The Duo-Sonic started rolling off the assembly line just a little more than two months later.

The first version of 3/4 scale Fender guitars are characterized by the one-piece maple neck, the gold anodized metal pickguard, and the conservative beige color.

In the course of 1963 the spacing of the two position dots at the 12th fret became narrower.

By all accounts the research and development of Fender’s 3/4 size guitars (the one pickup Musicmaster and the two pickup Duo-Sonic) went very quickly.

Unfortunately, extensive interviews with, and even full-length books from the key players involved (Messers Fender, Hyatt, Randall, Tavares, White and Fullerton) fail to shed much light on the inception of these guitars.

The sunburst guitars were fitted with a white one-piece plastic pickguard with beveled edges, and the same brown pickup covers.

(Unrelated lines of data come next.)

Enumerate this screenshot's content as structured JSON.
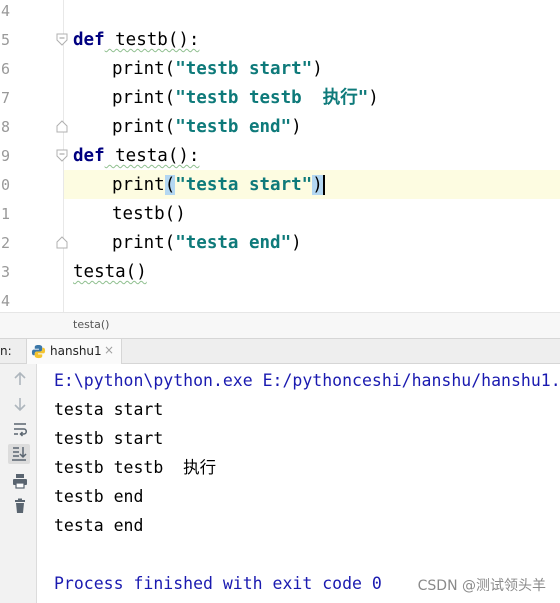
{
  "editor": {
    "lines": [
      {
        "num": "4"
      },
      {
        "num": "5"
      },
      {
        "num": "6"
      },
      {
        "num": "7"
      },
      {
        "num": "8"
      },
      {
        "num": "9"
      },
      {
        "num": "0"
      },
      {
        "num": "1"
      },
      {
        "num": "2"
      },
      {
        "num": "3"
      },
      {
        "num": "4"
      }
    ],
    "code": {
      "l5_kw": "def",
      "l5_rest": " testb():",
      "l6_fn": "print(",
      "l6_str": "\"testb start\"",
      "l6_end": ")",
      "l7_fn": "print(",
      "l7_str": "\"testb testb  执行\"",
      "l7_end": ")",
      "l8_fn": "print(",
      "l8_str": "\"testb end\"",
      "l8_end": ")",
      "l9_kw": "def",
      "l9_rest": " testa():",
      "l10_fn": "print",
      "l10_open": "(",
      "l10_str": "\"testa start\"",
      "l10_close": ")",
      "l11": "testb()",
      "l12_fn": "print(",
      "l12_str": "\"testa end\"",
      "l12_end": ")",
      "l13": "testa()"
    },
    "breadcrumb": "testa()"
  },
  "run": {
    "label": "n:",
    "tab_label": "hanshu1",
    "tab_close": "×",
    "icons": [
      "arrow-up-icon",
      "arrow-down-icon",
      "soft-wrap-icon",
      "scroll-to-end-icon",
      "print-icon",
      "trash-icon"
    ]
  },
  "console": {
    "command": "E:\\python\\python.exe E:/pythonceshi/hanshu/hanshu1.",
    "output": [
      "testa start",
      "testb start",
      "testb testb  执行",
      "testb end",
      "testa end"
    ],
    "exit": "Process finished with exit code 0"
  },
  "watermark": "CSDN @测试领头羊",
  "colors": {
    "keyword": "#000080",
    "string": "#0e7a7a",
    "current_line": "#fdfce1",
    "brace_match": "#b3d7f2",
    "console_meta": "#1a1ab0"
  }
}
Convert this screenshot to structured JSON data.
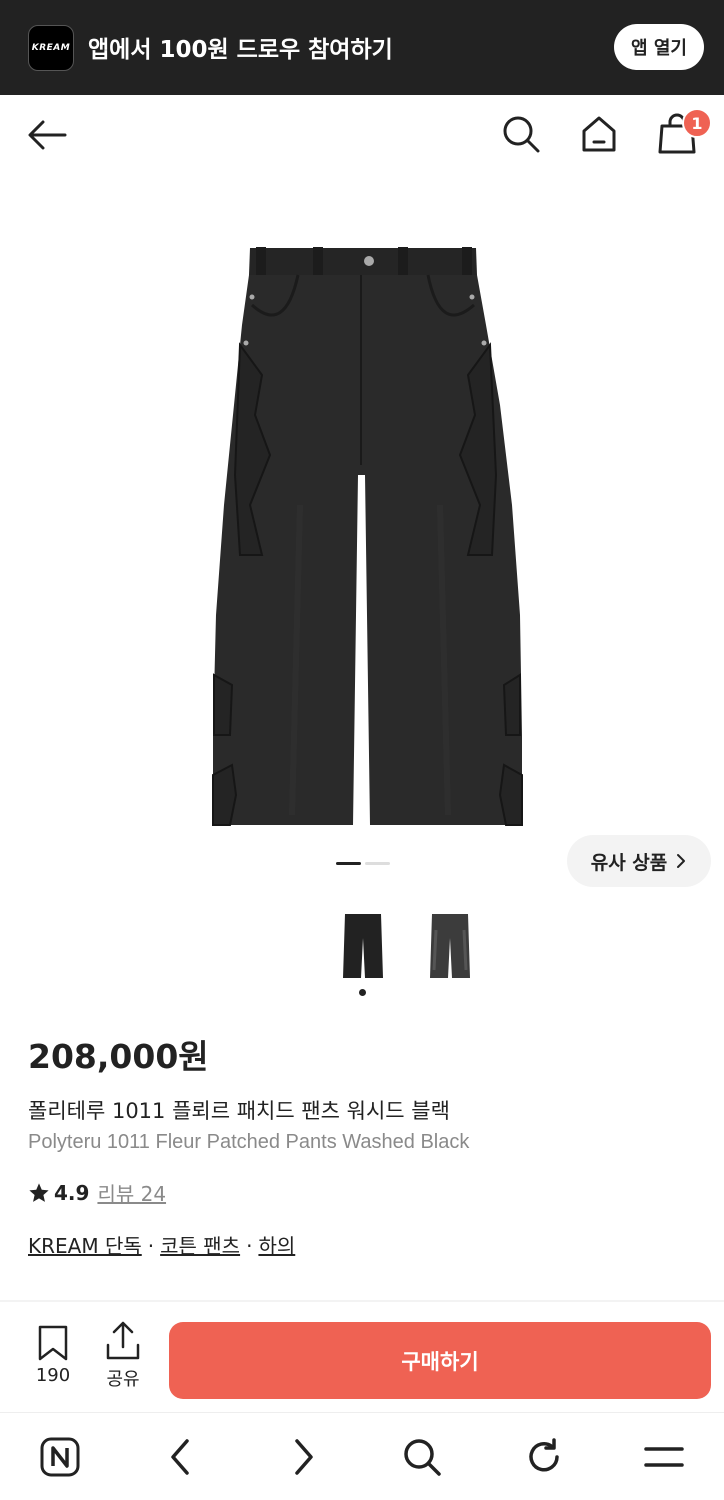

The tan color was dropped by early ‘62 and Sunburst became the standard trim. ) of these early ‘burst guitars have been found with the sunburst finish sprayed over a tan finish.

The solid steel saddles were replaced with the threaded style saddles.

The anodization became a bit thicker and somewhat more durable on the pickguard.

The Duo-Sonic began sporting the thicker gold “transition” logo in the Spring of 1964.

The threading on the steel saddles became a bit coarser during 1963 as well.

They next released the Precision Bass, and followed that up with the Stratocaster.

While all this was going on, Fender refined and added to their amplifier and steel guitar line as well.

Even Richard Smith’s astonishing “Fender: The Sound Heard ‘round the World” spares only a few paragraphs to the student guitars.